The most read post I ever wrote showed that the distribution of stock market returns is not symmetrical around some average performance. Instead, the longer your time frame, the more asymmetrical market returns become. This is true of the market overall and of individual stocks as well. But if the distribution of individual stock returns is not symmetrical, the average return of stocks is different from the median return of stocks. And this difference is enormous.
Antti Petajisto analysed the return distribution of all US stocks in the CRSP database going back to 1926. Below is the distribution of returns for different investment horizons. Note that the distribution gets more and more skewed to the left as investment horizons increase and that the left-hand side of the distribution is not zero, but a total loss of investment (-100% return).
Distribution of individual stock returns
Source: Petajisto (2023).
This is not just the result of speculative companies in high growth sectors going bust all the time. In every sector you look, more than half of all companies have a negative return over ten years.
Let me repeat that: If you randomly pick stocks in any given sector, your most likely outcome is that you will have lost money after 10 years.
Of course, the big winners in the market make up for all those losses of the median stock and more which is why the average return of stocks in every sector is in the order 20% or so between 1926 and 2023 but the median return is negative because typically, some 55% of all stocks have negative returns over a ten-year period.
Median vs. average return in each sector
Source: Petajisto (2023)
This is why diversification is so important. Investors need to have at least 20 to 30 stocks in their portfolio to have a decent chance of being invested in the winners to make up for the losses of the duds. I am no fan of over-diversification and have argued that an active manager should not have too many stocks in the portfolio to have a decent chance of beating the market. But I am certainly no fan of under-diversification either, which is why I really don’t like the idea of single-stock ETFs. And this is why private investors are playing a dangerous game in their portfolios.
When I was in wealth management, we knew from experience that most clients had less than five stocks in their portfolios and household surveys confirm this. Indeed, most wealthy private investors have just one or two stocks in their portfolio and then adds a few ETFs or mutual funds to the mix to diversify. But that one stock often takes up 20%, 40% or more of their wealth.

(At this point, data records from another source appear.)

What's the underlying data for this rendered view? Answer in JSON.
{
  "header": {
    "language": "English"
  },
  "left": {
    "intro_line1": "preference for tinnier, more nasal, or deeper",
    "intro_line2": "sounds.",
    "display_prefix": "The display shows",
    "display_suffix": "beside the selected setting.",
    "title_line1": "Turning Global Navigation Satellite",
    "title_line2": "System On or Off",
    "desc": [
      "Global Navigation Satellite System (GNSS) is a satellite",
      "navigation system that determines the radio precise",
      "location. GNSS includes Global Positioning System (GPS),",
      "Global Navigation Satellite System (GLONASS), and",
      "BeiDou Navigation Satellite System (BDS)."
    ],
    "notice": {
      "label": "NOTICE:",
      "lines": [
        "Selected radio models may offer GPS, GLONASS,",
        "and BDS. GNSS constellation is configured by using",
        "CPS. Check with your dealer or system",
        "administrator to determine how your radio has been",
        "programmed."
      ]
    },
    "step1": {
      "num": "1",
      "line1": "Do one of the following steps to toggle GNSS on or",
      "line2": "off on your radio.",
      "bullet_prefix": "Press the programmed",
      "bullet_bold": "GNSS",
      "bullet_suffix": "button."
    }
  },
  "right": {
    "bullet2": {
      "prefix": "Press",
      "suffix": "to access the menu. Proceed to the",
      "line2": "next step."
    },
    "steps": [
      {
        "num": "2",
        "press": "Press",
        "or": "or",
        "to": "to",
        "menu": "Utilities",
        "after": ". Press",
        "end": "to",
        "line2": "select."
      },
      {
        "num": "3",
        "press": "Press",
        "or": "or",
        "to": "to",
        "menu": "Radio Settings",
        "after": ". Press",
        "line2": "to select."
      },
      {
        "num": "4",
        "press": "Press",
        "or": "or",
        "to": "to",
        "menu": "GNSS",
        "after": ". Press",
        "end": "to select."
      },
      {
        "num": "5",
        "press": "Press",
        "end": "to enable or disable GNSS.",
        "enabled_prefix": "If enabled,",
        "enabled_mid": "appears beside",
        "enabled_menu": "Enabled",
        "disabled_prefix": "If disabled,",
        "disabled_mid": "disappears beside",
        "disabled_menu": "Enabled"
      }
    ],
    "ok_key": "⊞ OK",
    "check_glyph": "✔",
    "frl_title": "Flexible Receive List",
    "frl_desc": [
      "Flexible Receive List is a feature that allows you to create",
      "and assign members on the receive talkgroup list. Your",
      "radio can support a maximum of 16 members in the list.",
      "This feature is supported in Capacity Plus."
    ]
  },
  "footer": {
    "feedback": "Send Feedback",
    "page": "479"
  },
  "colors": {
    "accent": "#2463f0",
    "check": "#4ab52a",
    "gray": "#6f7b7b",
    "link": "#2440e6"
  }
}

This is understandable when the shares guarantee control over a business, or when for some legal reason the investor cannot sell the shares. But it makes no sense when the position is the result of having been granted these shares as a bonus and the investor is reluctant to take the hit from capital gains taxes. The cost of capital gains taxes may hurt today, but trust me, the cost of losing money from holding on to the stock is most likely going to be much higher in the long run. Remember: More than half of all stocks have lost money after ten years. What makes you so sure that your stock is not part of that group?